SUPPLIED INFORMATION: Begin

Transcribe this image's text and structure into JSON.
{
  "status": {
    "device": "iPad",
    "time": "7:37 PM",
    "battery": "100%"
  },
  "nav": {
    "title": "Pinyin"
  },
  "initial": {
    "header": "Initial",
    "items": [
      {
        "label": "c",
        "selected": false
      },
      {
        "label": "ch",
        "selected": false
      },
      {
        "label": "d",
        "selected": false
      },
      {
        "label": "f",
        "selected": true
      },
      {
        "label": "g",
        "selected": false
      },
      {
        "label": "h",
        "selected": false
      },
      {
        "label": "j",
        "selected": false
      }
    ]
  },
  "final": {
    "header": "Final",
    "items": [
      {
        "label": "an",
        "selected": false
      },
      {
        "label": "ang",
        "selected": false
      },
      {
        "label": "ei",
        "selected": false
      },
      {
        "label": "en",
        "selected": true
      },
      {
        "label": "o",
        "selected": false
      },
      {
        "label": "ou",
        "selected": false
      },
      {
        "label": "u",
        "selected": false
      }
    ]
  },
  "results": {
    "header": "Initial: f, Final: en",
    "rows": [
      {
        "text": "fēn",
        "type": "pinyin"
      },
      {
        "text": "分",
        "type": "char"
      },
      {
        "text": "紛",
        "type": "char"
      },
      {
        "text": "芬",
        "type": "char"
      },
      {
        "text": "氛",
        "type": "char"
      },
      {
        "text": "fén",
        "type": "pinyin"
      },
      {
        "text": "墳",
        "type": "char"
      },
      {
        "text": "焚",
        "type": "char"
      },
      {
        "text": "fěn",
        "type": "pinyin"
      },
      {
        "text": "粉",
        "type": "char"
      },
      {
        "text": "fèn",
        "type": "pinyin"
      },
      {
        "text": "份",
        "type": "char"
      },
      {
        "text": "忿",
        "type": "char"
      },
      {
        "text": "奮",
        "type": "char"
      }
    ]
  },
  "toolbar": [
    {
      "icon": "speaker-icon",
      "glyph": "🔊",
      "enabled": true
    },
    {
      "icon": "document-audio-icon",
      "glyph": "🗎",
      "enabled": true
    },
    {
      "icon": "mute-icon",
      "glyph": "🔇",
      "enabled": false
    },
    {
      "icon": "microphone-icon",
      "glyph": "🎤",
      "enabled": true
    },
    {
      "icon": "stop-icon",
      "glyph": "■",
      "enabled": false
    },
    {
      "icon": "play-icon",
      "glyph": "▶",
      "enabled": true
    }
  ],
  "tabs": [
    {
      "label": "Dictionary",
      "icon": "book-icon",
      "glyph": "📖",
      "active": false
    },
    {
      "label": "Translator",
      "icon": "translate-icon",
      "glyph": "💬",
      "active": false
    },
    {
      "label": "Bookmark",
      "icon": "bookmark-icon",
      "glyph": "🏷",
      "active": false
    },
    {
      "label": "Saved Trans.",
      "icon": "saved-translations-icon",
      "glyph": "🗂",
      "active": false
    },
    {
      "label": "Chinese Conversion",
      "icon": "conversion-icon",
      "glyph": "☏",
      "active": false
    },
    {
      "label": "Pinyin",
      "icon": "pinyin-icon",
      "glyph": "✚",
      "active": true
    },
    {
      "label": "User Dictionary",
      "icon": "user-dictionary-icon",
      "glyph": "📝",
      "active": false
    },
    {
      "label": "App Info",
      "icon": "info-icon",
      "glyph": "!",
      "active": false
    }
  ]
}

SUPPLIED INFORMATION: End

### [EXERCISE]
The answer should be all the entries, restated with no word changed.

### [RESULT FOR THIS EXERCISE]
Transcribe this image's text and structure into JSON.
{
  "status": {
    "device": "iPad",
    "time": "7:37 PM",
    "battery": "100%"
  },
  "nav": {
    "title": "Pinyin"
  },
  "initial": {
    "header": "Initial",
    "items": [
      {
        "label": "c",
        "selected": false
      },
      {
        "label": "ch",
        "selected": false
      },
      {
        "label": "d",
        "selected": false
      },
      {
        "label": "f",
        "selected": true
      },
      {
        "label": "g",
        "selected": false
      },
      {
        "label": "h",
        "selected": false
      },
      {
        "label": "j",
        "selected": false
      }
    ]
  },
  "final": {
    "header": "Final",
    "items": [
      {
        "label": "an",
        "selected": false
      },
      {
        "label": "ang",
        "selected": false
      },
      {
        "label": "ei",
        "selected": false
      },
      {
        "label": "en",
        "selected": true
      },
      {
        "label": "o",
        "selected": false
      },
      {
        "label": "ou",
        "selected": false
      },
      {
        "label": "u",
        "selected": false
      }
    ]
  },
  "results": {
    "header": "Initial: f, Final: en",
    "rows": [
      {
        "text": "fēn",
        "type": "pinyin"
      },
      {
        "text": "分",
        "type": "char"
      },
      {
        "text": "紛",
        "type": "char"
      },
      {
        "text": "芬",
        "type": "char"
      },
      {
        "text": "氛",
        "type": "char"
      },
      {
        "text": "fén",
        "type": "pinyin"
      },
      {
        "text": "墳",
        "type": "char"
      },
      {
        "text": "焚",
        "type": "char"
      },
      {
        "text": "fěn",
        "type": "pinyin"
      },
      {
        "text": "粉",
        "type": "char"
      },
      {
        "text": "fèn",
        "type": "pinyin"
      },
      {
        "text": "份",
        "type": "char"
      },
      {
        "text": "忿",
        "type": "char"
      },
      {
        "text": "奮",
        "type": "char"
      }
    ]
  },
  "toolbar": [
    {
      "icon": "speaker-icon",
      "glyph": "🔊",
      "enabled": true
    },
    {
      "icon": "document-audio-icon",
      "glyph": "🗎",
      "enabled": true
    },
    {
      "icon": "mute-icon",
      "glyph": "🔇",
      "enabled": false
    },
    {
      "icon": "microphone-icon",
      "glyph": "🎤",
      "enabled": true
    },
    {
      "icon": "stop-icon",
      "glyph": "■",
      "enabled": false
    },
    {
      "icon": "play-icon",
      "glyph": "▶",
      "enabled": true
    }
  ],
  "tabs": [
    {
      "label": "Dictionary",
      "icon": "book-icon",
      "glyph": "📖",
      "active": false
    },
    {
      "label": "Translator",
      "icon": "translate-icon",
      "glyph": "💬",
      "active": false
    },
    {
      "label": "Bookmark",
      "icon": "bookmark-icon",
      "glyph": "🏷",
      "active": false
    },
    {
      "label": "Saved Trans.",
      "icon": "saved-translations-icon",
      "glyph": "🗂",
      "active": false
    },
    {
      "label": "Chinese Conversion",
      "icon": "conversion-icon",
      "glyph": "☏",
      "active": false
    },
    {
      "label": "Pinyin",
      "icon": "pinyin-icon",
      "glyph": "✚",
      "active": true
    },
    {
      "label": "User Dictionary",
      "icon": "user-dictionary-icon",
      "glyph": "📝",
      "active": false
    },
    {
      "label": "App Info",
      "icon": "info-icon",
      "glyph": "!",
      "active": false
    }
  ]
}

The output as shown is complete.